─── Data records ───
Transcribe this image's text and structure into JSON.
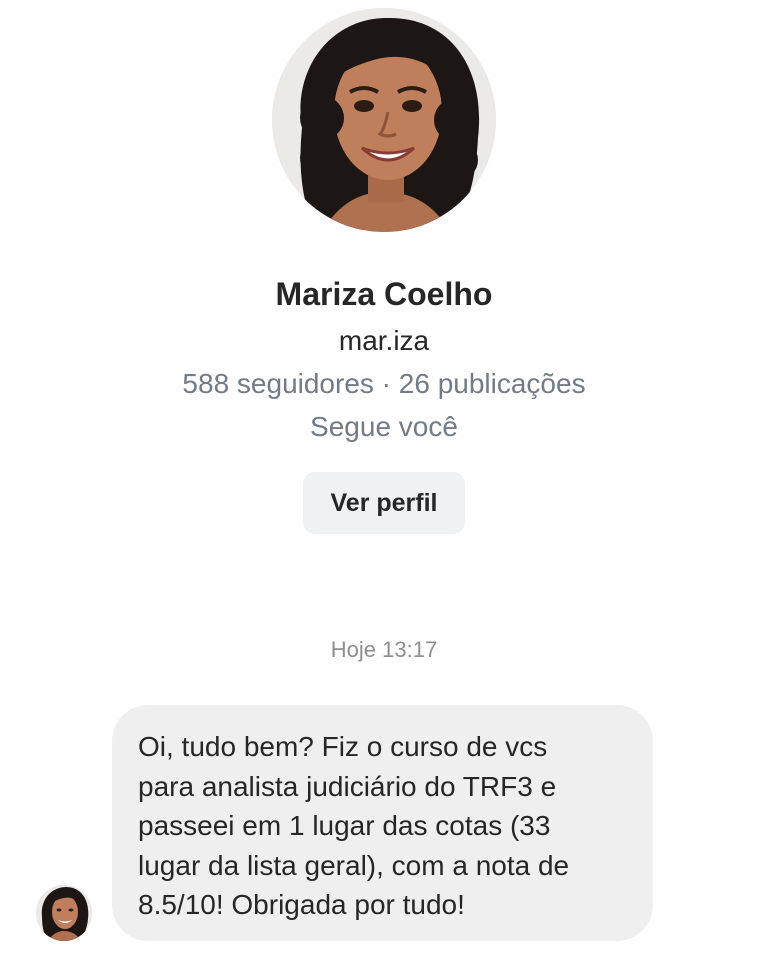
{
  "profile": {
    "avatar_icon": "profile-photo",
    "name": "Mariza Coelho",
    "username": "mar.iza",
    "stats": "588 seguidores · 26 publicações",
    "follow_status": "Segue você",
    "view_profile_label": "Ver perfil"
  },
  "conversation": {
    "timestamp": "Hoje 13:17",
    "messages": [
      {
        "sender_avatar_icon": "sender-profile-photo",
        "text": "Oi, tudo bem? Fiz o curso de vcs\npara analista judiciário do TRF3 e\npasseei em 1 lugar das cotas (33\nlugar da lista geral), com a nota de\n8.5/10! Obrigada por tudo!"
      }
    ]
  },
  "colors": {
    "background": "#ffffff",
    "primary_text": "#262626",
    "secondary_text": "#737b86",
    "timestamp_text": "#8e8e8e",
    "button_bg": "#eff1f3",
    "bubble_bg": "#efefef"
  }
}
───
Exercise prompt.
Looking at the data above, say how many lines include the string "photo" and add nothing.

Completed exercise.
2